» WORK REQUIRED
The answer must consist of every line in the records that contains the word "value".

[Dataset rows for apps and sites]
--------------------------------

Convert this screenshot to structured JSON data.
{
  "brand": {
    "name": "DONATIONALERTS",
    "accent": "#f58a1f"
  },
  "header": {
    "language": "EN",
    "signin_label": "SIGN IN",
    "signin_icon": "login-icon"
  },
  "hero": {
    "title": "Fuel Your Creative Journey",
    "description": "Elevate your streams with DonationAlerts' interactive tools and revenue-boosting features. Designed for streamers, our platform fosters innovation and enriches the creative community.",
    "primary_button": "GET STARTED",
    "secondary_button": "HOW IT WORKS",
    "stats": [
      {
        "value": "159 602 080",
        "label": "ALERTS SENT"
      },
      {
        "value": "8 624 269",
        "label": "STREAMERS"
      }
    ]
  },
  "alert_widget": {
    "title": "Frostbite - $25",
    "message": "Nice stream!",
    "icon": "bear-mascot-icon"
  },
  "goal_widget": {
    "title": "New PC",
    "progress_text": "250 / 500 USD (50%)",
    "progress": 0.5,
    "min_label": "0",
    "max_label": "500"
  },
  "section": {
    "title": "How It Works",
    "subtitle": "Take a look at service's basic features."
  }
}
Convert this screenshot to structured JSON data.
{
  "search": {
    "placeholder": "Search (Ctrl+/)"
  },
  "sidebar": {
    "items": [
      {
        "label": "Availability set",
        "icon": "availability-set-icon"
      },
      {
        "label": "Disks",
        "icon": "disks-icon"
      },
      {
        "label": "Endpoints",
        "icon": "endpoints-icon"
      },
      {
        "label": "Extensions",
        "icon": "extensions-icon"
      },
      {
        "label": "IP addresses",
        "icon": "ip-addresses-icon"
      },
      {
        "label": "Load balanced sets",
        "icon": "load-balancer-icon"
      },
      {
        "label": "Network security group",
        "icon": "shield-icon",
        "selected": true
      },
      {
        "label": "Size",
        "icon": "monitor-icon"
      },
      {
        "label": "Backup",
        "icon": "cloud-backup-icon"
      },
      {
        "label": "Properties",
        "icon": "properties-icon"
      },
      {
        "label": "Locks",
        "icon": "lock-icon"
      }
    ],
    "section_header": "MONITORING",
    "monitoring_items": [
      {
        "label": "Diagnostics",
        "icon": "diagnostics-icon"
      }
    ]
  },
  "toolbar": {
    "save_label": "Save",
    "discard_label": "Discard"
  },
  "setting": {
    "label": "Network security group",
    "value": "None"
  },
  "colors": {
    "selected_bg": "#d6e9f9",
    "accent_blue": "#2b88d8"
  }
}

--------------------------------

» ANSWER AREA
        "value": "159 602 080",
        "value": "8 624 269",
    "value": "None"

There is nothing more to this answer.